Assignment:
Copy each of the records exactly; leave nothing out.

Dataset entries:
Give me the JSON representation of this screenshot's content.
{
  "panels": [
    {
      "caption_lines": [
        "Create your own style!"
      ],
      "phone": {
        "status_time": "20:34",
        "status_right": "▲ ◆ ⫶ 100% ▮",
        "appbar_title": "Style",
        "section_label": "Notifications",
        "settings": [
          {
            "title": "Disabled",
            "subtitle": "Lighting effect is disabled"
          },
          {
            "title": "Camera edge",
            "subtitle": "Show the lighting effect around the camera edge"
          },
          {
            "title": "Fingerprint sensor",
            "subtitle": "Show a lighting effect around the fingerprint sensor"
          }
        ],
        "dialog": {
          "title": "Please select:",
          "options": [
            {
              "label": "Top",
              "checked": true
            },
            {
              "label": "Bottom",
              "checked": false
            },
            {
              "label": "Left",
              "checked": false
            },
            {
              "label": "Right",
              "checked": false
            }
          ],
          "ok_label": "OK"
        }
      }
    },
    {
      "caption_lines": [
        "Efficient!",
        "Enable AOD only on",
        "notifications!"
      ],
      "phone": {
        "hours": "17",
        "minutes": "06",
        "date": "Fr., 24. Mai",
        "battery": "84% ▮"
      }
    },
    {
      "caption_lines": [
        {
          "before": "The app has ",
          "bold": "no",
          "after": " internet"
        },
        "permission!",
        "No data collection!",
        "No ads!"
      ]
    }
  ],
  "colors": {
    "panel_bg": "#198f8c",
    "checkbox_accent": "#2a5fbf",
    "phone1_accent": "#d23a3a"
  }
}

Exercise response:
Give me the JSON representation of this screenshot's content.
{
  "panels": [
    {
      "caption_lines": [
        "Create your own style!"
      ],
      "phone": {
        "status_time": "20:34",
        "status_right": "▲ ◆ ⫶ 100% ▮",
        "appbar_title": "Style",
        "section_label": "Notifications",
        "settings": [
          {
            "title": "Disabled",
            "subtitle": "Lighting effect is disabled"
          },
          {
            "title": "Camera edge",
            "subtitle": "Show the lighting effect around the camera edge"
          },
          {
            "title": "Fingerprint sensor",
            "subtitle": "Show a lighting effect around the fingerprint sensor"
          }
        ],
        "dialog": {
          "title": "Please select:",
          "options": [
            {
              "label": "Top",
              "checked": true
            },
            {
              "label": "Bottom",
              "checked": false
            },
            {
              "label": "Left",
              "checked": false
            },
            {
              "label": "Right",
              "checked": false
            }
          ],
          "ok_label": "OK"
        }
      }
    },
    {
      "caption_lines": [
        "Efficient!",
        "Enable AOD only on",
        "notifications!"
      ],
      "phone": {
        "hours": "17",
        "minutes": "06",
        "date": "Fr., 24. Mai",
        "battery": "84% ▮"
      }
    },
    {
      "caption_lines": [
        {
          "before": "The app has ",
          "bold": "no",
          "after": " internet"
        },
        "permission!",
        "No data collection!",
        "No ads!"
      ]
    }
  ],
  "colors": {
    "panel_bg": "#198f8c",
    "checkbox_accent": "#2a5fbf",
    "phone1_accent": "#d23a3a"
  }
}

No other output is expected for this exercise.